This personal and relatable piece can be read below and we are extremely grateful that he has given his consent for us to share it.
I Have Not Forgotten
I will never forget the past nor wish to shut the door on it. A day does not go past when I don’t remember the love I have for my children but also the pain I have caused my family. The love I have for them and what I have put myself through and them will haunt me.
There is goodness, light and love. However there is also pain, destruction and coldness.
It is up to us which seeds we want to water. But I will never forget that dark place that human souls go to from alcoholism, as it keeps me away from that steady fall into destruction, madness and pain.
I have not forgotten or will ever forget what I have put people I love the most through. How every moral compass was eventually thrown away and how my soul left me inch by inch, addiction robbing me of goodness, of life, of love.

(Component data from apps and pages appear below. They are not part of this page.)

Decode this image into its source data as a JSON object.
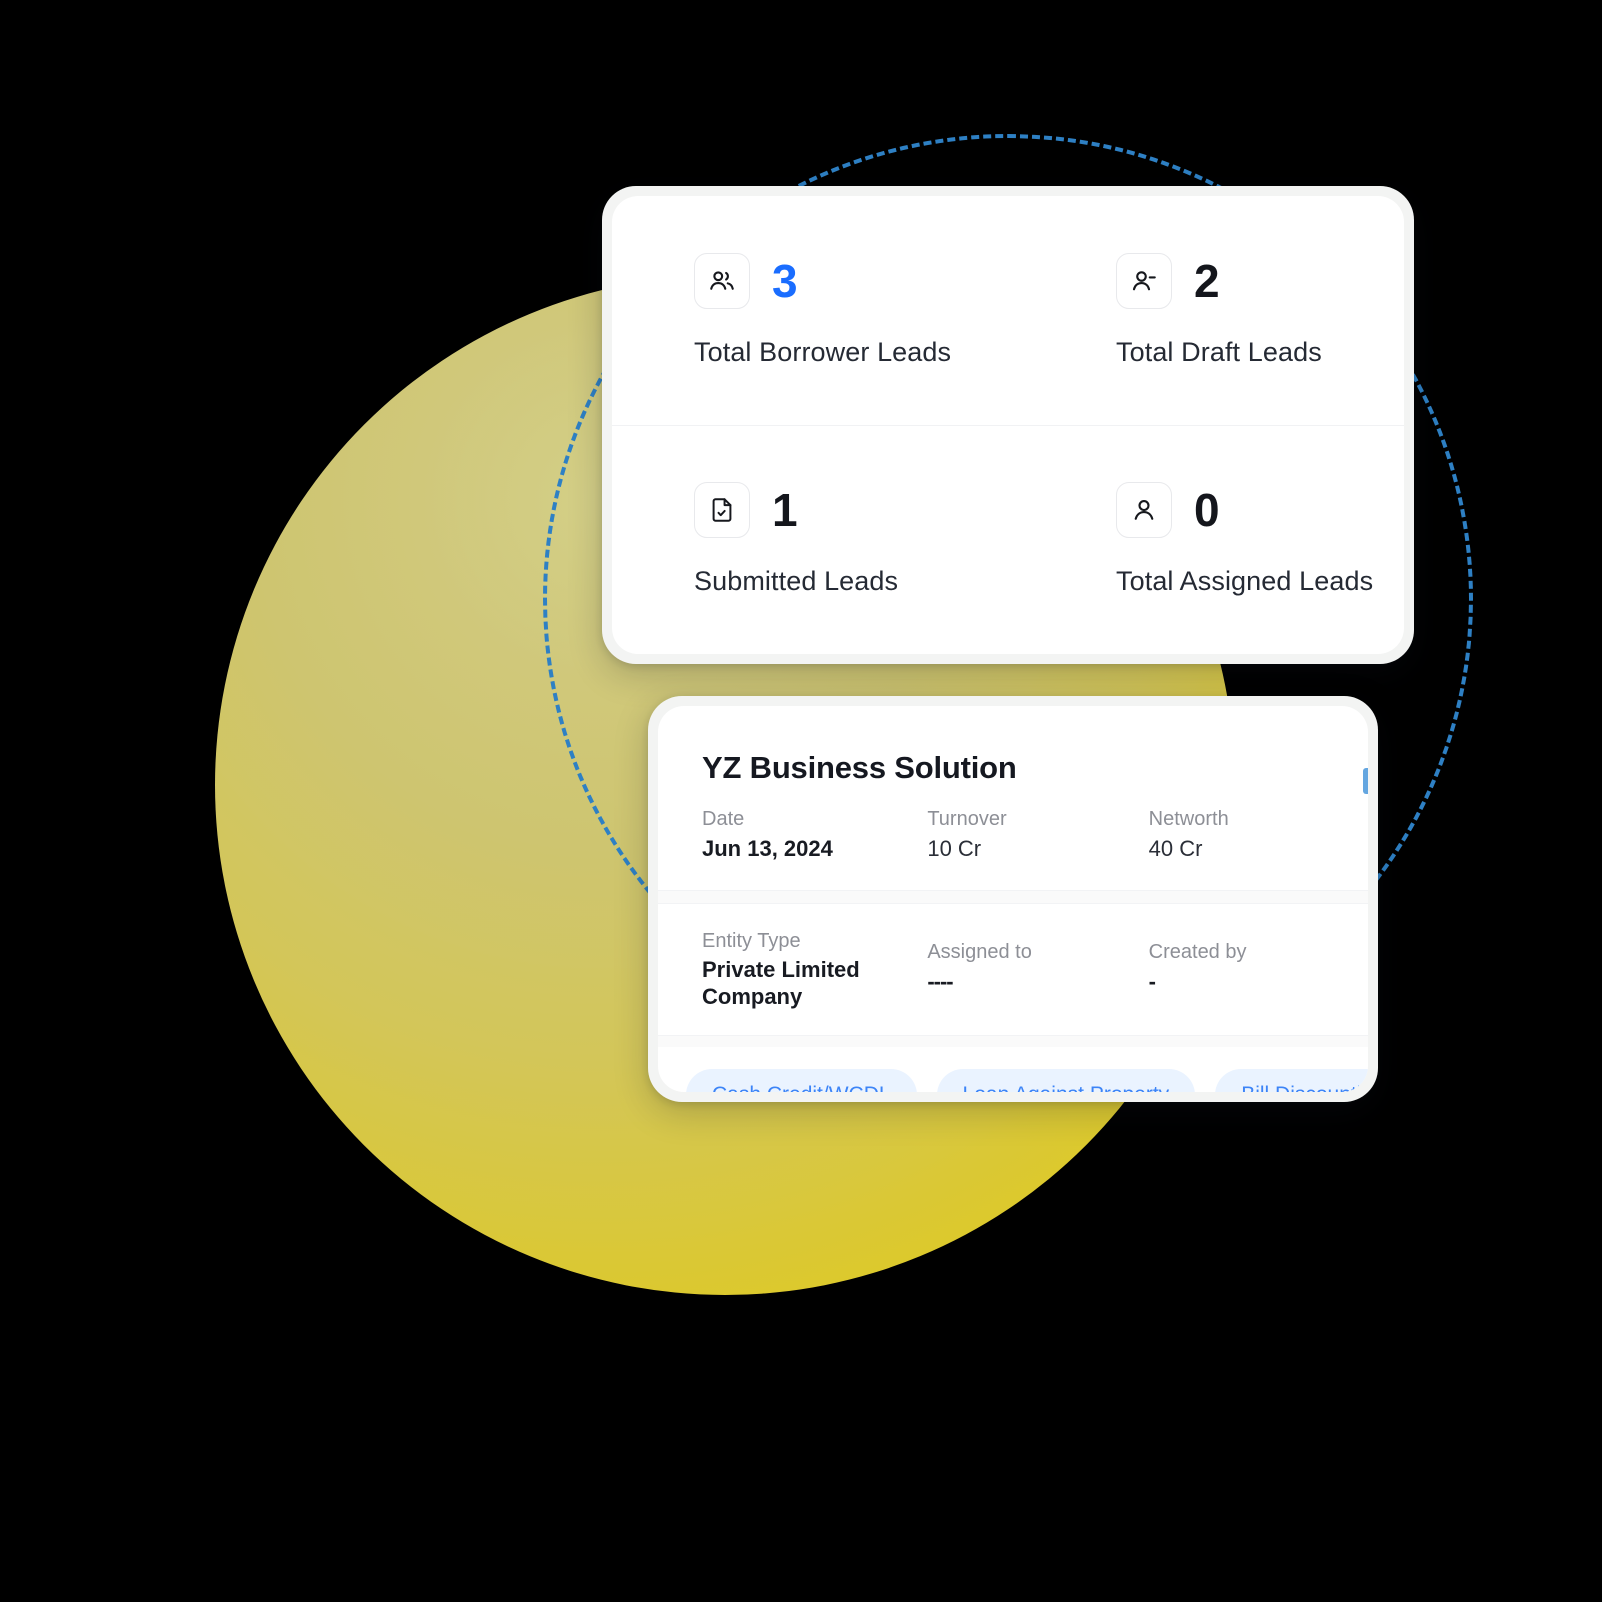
{
  "theme": {
    "accent_blue": "#1a6dff",
    "chip_text": "#3c84f7",
    "chip_bg": "#eaf3ff",
    "dotted_circle": "#2e80c4",
    "orb_from": "#d4cf8a",
    "orb_to": "#e2cd14",
    "text_dark": "#14161c",
    "muted": "#8d8f96"
  },
  "stats_card": {
    "cells": [
      {
        "icon": "users-icon",
        "value": "3",
        "label": "Total Borrower Leads",
        "value_accent": true
      },
      {
        "icon": "user-minus-icon",
        "value": "2",
        "label": "Total Draft Leads",
        "value_accent": false
      },
      {
        "icon": "document-check-icon",
        "value": "1",
        "label": "Submitted Leads",
        "value_accent": false
      },
      {
        "icon": "user-icon",
        "value": "0",
        "label": "Total Assigned Leads",
        "value_accent": false
      }
    ]
  },
  "lead_card": {
    "title": "YZ Business Solution",
    "row1": [
      {
        "label": "Date",
        "value": "Jun 13, 2024"
      },
      {
        "label": "Turnover",
        "value": "10 Cr"
      },
      {
        "label": "Networth",
        "value": "40 Cr"
      }
    ],
    "row2": [
      {
        "label": "Entity Type",
        "value": "Private Limited Company"
      },
      {
        "label": "Assigned to",
        "value": "----"
      },
      {
        "label": "Created by",
        "value": "-"
      }
    ],
    "chips": [
      "Cash Credit/WCDL",
      "Loan Against Property",
      "Bill Discounting Purchase"
    ]
  }
}
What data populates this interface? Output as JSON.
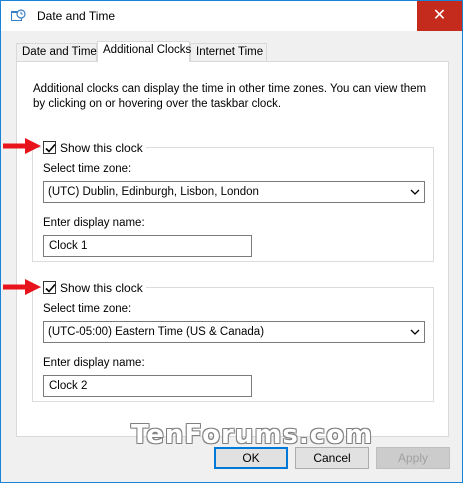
{
  "window": {
    "title": "Date and Time",
    "close_glyph": "✕"
  },
  "tabs": [
    {
      "label": "Date and Time",
      "active": false
    },
    {
      "label": "Additional Clocks",
      "active": true
    },
    {
      "label": "Internet Time",
      "active": false
    }
  ],
  "intro_text": "Additional clocks can display the time in other time zones. You can view them by clicking on or hovering over the taskbar clock.",
  "clocks": [
    {
      "show_label": "Show this clock",
      "checked": true,
      "timezone_label": "Select time zone:",
      "timezone_value": "(UTC) Dublin, Edinburgh, Lisbon, London",
      "name_label": "Enter display name:",
      "name_value": "Clock 1"
    },
    {
      "show_label": "Show this clock",
      "checked": true,
      "timezone_label": "Select time zone:",
      "timezone_value": "(UTC-05:00) Eastern Time (US & Canada)",
      "name_label": "Enter display name:",
      "name_value": "Clock 2"
    }
  ],
  "watermark": "TenForums.com",
  "buttons": {
    "ok": "OK",
    "cancel": "Cancel",
    "apply": "Apply"
  },
  "colors": {
    "accent": "#0078d7",
    "close_red": "#c42b1c",
    "arrow_red": "#e8141b"
  },
  "icons": {
    "app": "clock-icon",
    "close": "close-icon",
    "dropdown": "chevron-down-icon",
    "check": "checkmark-icon",
    "annotation": "red-arrow-icon"
  }
}
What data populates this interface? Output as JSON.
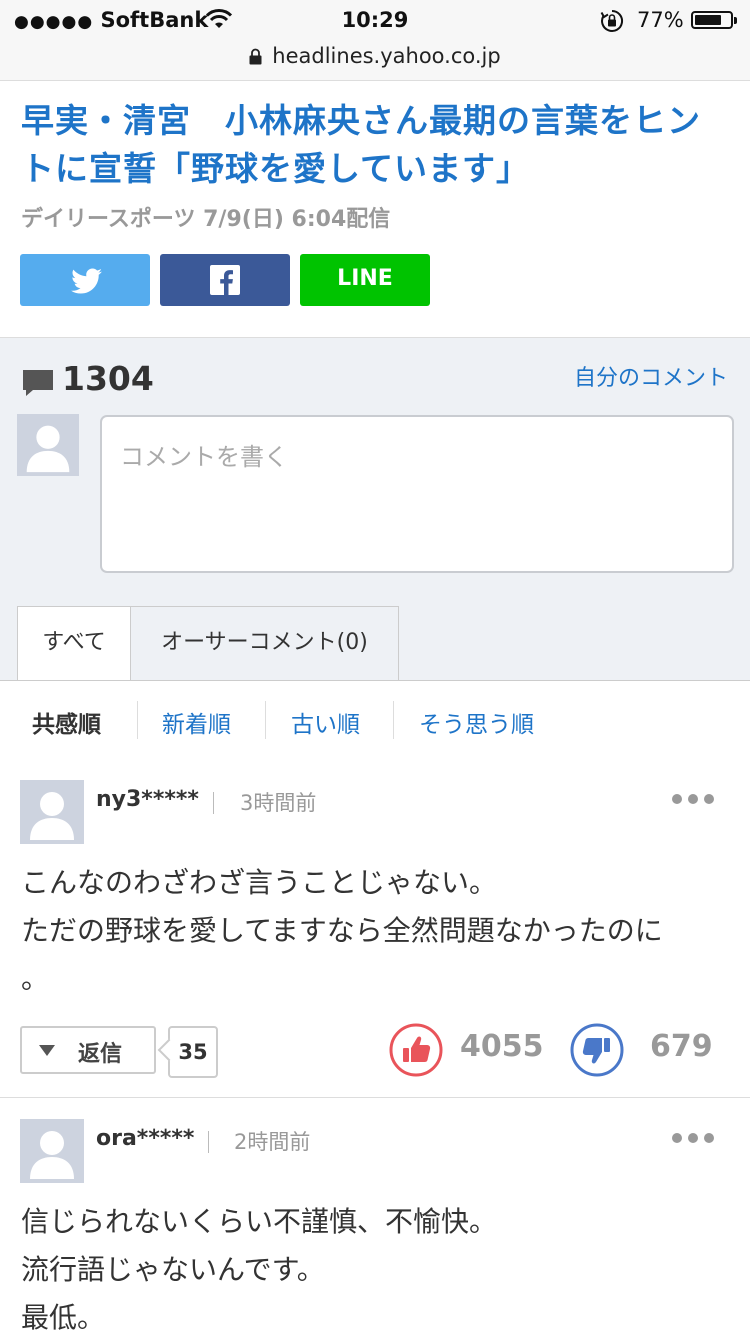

I will not forget driving my daughters drunk in the car, I will not forget Ellie saying she cries for me every night, knowing I have abandoned her. I will not forget the constant promises made to my ex-wife only to build her up and then pull everything down. I will not forget the lies, the broken dreams and hurt. I will not forget the power of addiction and its ability to obliterate everything in its path.
I will not back down, I will not run. I will stand and face the person in the mirror. I will change, to stand still is to die. I will change for my children, I will change to put right the damage to my ex-wife. I will humble myself and take responsibility for my actions. I will not fall into self-pity. I will not fall into martyrdom or egotistical thinking.
Please let me never forget, as that is what keeps me awake.
I can turn my suffering into an opportunity to become a better person and the present and loving father I know I can be.
Like a stabbing pain in my chest, I shall live with regret my whole life.
You can be as mad as a mad dog for the way life has treated you. But in the end you have to let go.
It is up to us how we would like to live our lives and undo all the patterns and badness of our parents.
It is up to us to end the cycle of addiction from our ancestors and to provide new roads for our children.
Who do I want to be. A maker of peace and harmony or hate and confusion.
The choice is mine and yours.
When the time draws near and you take your final breath, do you want to be at peace and surrounded by your family knowing you have done everything in your power to love them, to support them, to lead them on a path. Or do you want to leave this world knowing you let them down and yourself, knowing that you caused pain. Knowing that the nurses face will be the last one you see and not your loved ones.
You get one shot, one shot to make things right.
Take it and never look back.
I will never forget.